## [Records excerpted from a collection]
- Opening Delimiter -

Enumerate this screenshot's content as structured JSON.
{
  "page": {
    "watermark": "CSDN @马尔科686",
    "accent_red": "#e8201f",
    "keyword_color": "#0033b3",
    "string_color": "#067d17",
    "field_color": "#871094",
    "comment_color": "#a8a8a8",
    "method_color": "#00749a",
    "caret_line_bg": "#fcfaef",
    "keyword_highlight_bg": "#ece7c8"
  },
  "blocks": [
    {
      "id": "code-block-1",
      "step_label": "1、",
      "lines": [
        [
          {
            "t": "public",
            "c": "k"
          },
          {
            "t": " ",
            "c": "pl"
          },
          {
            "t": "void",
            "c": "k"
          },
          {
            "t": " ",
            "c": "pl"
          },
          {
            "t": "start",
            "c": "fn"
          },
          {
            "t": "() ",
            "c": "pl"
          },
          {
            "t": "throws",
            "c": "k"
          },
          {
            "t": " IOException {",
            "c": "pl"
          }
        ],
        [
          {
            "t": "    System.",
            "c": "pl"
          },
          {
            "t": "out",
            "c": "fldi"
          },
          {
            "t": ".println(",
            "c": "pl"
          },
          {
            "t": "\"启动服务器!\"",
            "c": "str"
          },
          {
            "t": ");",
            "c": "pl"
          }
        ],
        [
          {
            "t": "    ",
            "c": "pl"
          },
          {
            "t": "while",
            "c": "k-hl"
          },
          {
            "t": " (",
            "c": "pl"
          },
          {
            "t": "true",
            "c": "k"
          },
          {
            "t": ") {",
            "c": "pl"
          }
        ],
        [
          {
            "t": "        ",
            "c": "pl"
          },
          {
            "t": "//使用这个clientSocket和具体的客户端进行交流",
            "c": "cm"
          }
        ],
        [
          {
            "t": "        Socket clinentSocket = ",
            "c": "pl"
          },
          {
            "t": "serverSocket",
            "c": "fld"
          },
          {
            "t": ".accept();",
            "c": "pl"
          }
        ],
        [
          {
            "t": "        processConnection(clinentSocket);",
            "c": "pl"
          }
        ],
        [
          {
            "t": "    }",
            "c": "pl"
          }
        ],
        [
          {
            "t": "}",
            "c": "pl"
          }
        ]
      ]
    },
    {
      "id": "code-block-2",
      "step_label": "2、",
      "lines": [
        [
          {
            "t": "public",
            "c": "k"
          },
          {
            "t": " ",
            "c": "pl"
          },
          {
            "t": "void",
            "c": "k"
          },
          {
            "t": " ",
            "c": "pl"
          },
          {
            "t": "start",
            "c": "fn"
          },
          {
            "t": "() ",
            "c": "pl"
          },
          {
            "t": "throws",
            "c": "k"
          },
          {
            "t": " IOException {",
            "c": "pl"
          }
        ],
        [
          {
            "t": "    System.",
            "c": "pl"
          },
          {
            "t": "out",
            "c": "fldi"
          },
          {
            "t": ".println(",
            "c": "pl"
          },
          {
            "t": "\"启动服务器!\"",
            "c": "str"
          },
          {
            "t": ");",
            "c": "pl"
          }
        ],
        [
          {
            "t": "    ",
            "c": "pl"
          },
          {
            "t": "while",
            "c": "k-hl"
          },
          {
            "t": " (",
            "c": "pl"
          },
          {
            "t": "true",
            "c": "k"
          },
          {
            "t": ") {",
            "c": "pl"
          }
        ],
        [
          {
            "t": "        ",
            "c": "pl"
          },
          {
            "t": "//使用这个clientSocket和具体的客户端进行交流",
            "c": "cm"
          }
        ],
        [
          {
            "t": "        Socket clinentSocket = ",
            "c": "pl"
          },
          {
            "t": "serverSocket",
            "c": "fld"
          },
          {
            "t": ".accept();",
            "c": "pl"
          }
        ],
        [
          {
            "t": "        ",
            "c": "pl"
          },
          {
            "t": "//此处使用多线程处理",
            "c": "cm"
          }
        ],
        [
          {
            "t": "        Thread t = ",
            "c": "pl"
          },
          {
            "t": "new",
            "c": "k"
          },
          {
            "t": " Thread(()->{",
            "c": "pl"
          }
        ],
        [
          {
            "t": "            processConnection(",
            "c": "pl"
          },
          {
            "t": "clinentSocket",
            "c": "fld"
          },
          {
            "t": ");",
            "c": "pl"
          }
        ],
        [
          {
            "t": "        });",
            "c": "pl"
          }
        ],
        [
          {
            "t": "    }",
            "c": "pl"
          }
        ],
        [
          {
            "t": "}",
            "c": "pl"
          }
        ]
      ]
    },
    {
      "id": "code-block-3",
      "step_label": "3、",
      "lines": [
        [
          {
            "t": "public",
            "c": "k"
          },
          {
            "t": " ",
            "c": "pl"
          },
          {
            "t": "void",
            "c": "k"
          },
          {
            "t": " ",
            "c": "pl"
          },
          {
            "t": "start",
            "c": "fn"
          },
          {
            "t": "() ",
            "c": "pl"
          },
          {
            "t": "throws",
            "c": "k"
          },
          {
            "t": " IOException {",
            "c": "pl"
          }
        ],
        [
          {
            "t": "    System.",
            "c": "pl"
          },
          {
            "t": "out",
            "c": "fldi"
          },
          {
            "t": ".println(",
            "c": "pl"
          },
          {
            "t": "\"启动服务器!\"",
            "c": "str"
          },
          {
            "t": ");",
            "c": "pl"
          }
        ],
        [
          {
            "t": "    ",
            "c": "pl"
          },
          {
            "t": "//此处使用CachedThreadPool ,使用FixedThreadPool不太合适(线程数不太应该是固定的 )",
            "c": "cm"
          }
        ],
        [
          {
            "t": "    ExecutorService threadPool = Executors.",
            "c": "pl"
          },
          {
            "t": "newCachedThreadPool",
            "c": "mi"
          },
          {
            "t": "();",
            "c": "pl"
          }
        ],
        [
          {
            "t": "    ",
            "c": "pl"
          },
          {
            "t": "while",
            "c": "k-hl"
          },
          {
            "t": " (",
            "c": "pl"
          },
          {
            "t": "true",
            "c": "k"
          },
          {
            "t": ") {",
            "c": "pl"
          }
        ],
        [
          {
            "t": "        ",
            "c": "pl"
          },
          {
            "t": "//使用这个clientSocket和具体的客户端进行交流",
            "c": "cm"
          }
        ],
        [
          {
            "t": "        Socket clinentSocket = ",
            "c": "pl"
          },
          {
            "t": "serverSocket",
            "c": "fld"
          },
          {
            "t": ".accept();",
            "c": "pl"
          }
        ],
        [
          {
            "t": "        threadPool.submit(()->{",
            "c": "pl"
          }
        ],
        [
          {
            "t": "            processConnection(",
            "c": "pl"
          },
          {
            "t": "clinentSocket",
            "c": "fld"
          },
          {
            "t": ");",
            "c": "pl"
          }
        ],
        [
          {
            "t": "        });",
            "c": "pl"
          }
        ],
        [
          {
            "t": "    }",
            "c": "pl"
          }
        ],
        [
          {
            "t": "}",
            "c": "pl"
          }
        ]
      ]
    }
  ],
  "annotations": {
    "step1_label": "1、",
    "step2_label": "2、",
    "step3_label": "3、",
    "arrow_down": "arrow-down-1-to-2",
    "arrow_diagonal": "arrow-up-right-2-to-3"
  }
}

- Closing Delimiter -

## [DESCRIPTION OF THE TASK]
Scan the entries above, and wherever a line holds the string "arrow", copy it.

## [RESULT OF THE EXERCISE]
    "arrow_down": "arrow-down-1-to-2",
    "arrow_diagonal": "arrow-up-right-2-to-3"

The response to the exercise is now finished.